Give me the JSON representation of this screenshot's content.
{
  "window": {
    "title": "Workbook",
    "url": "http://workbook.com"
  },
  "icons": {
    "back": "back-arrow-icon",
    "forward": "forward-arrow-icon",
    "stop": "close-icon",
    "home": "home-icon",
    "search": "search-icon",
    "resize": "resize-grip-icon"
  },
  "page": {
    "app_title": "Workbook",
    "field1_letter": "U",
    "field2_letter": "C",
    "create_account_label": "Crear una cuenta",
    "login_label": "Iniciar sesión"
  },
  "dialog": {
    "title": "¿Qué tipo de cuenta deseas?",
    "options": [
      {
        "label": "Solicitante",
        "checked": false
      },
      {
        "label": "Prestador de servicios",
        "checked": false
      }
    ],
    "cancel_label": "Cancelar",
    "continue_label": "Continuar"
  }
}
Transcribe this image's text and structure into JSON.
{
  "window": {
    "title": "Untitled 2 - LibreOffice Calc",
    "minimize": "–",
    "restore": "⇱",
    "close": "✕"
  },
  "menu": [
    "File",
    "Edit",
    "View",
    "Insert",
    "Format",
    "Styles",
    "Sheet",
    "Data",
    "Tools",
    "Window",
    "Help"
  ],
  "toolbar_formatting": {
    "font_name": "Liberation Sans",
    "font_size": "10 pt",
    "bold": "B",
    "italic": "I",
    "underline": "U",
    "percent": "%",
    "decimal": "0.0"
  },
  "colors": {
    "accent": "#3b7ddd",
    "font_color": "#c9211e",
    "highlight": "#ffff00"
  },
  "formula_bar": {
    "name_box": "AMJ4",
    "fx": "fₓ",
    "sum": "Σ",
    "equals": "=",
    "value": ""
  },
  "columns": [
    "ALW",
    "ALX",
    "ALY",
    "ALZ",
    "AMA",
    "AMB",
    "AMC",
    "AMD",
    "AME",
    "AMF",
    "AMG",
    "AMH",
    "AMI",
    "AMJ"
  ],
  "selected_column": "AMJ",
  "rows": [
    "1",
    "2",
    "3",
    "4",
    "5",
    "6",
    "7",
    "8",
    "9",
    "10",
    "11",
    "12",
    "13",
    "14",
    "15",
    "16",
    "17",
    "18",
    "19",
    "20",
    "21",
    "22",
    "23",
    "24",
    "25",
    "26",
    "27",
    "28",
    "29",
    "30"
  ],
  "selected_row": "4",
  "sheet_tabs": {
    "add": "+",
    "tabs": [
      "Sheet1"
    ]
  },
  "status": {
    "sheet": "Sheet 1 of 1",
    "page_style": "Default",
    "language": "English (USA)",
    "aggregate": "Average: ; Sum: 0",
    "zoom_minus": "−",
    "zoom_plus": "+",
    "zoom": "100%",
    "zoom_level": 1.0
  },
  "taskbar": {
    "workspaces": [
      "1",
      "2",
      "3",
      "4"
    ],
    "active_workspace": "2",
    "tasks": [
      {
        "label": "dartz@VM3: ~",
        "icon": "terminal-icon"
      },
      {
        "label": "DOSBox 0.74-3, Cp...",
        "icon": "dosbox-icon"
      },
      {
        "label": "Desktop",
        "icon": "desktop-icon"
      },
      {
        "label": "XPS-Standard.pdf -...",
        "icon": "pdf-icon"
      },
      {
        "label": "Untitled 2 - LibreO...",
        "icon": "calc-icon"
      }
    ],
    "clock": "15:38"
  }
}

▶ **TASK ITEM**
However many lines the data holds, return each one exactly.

▶ **ANSWER AREA**
Give me the JSON representation of this screenshot's content.
{
  "window": {
    "title": "Workbook",
    "url": "http://workbook.com"
  },
  "icons": {
    "back": "back-arrow-icon",
    "forward": "forward-arrow-icon",
    "stop": "close-icon",
    "home": "home-icon",
    "search": "search-icon",
    "resize": "resize-grip-icon"
  },
  "page": {
    "app_title": "Workbook",
    "field1_letter": "U",
    "field2_letter": "C",
    "create_account_label": "Crear una cuenta",
    "login_label": "Iniciar sesión"
  },
  "dialog": {
    "title": "¿Qué tipo de cuenta deseas?",
    "options": [
      {
        "label": "Solicitante",
        "checked": false
      },
      {
        "label": "Prestador de servicios",
        "checked": false
      }
    ],
    "cancel_label": "Cancelar",
    "continue_label": "Continuar"
  }
}
Transcribe this image's text and structure into JSON.
{
  "window": {
    "title": "Untitled 2 - LibreOffice Calc",
    "minimize": "–",
    "restore": "⇱",
    "close": "✕"
  },
  "menu": [
    "File",
    "Edit",
    "View",
    "Insert",
    "Format",
    "Styles",
    "Sheet",
    "Data",
    "Tools",
    "Window",
    "Help"
  ],
  "toolbar_formatting": {
    "font_name": "Liberation Sans",
    "font_size": "10 pt",
    "bold": "B",
    "italic": "I",
    "underline": "U",
    "percent": "%",
    "decimal": "0.0"
  },
  "colors": {
    "accent": "#3b7ddd",
    "font_color": "#c9211e",
    "highlight": "#ffff00"
  },
  "formula_bar": {
    "name_box": "AMJ4",
    "fx": "fₓ",
    "sum": "Σ",
    "equals": "=",
    "value": ""
  },
  "columns": [
    "ALW",
    "ALX",
    "ALY",
    "ALZ",
    "AMA",
    "AMB",
    "AMC",
    "AMD",
    "AME",
    "AMF",
    "AMG",
    "AMH",
    "AMI",
    "AMJ"
  ],
  "selected_column": "AMJ",
  "rows": [
    "1",
    "2",
    "3",
    "4",
    "5",
    "6",
    "7",
    "8",
    "9",
    "10",
    "11",
    "12",
    "13",
    "14",
    "15",
    "16",
    "17",
    "18",
    "19",
    "20",
    "21",
    "22",
    "23",
    "24",
    "25",
    "26",
    "27",
    "28",
    "29",
    "30"
  ],
  "selected_row": "4",
  "sheet_tabs": {
    "add": "+",
    "tabs": [
      "Sheet1"
    ]
  },
  "status": {
    "sheet": "Sheet 1 of 1",
    "page_style": "Default",
    "language": "English (USA)",
    "aggregate": "Average: ; Sum: 0",
    "zoom_minus": "−",
    "zoom_plus": "+",
    "zoom": "100%",
    "zoom_level": 1.0
  },
  "taskbar": {
    "workspaces": [
      "1",
      "2",
      "3",
      "4"
    ],
    "active_workspace": "2",
    "tasks": [
      {
        "label": "dartz@VM3: ~",
        "icon": "terminal-icon"
      },
      {
        "label": "DOSBox 0.74-3, Cp...",
        "icon": "dosbox-icon"
      },
      {
        "label": "Desktop",
        "icon": "desktop-icon"
      },
      {
        "label": "XPS-Standard.pdf -...",
        "icon": "pdf-icon"
      },
      {
        "label": "Untitled 2 - LibreO...",
        "icon": "calc-icon"
      }
    ],
    "clock": "15:38"
  }
}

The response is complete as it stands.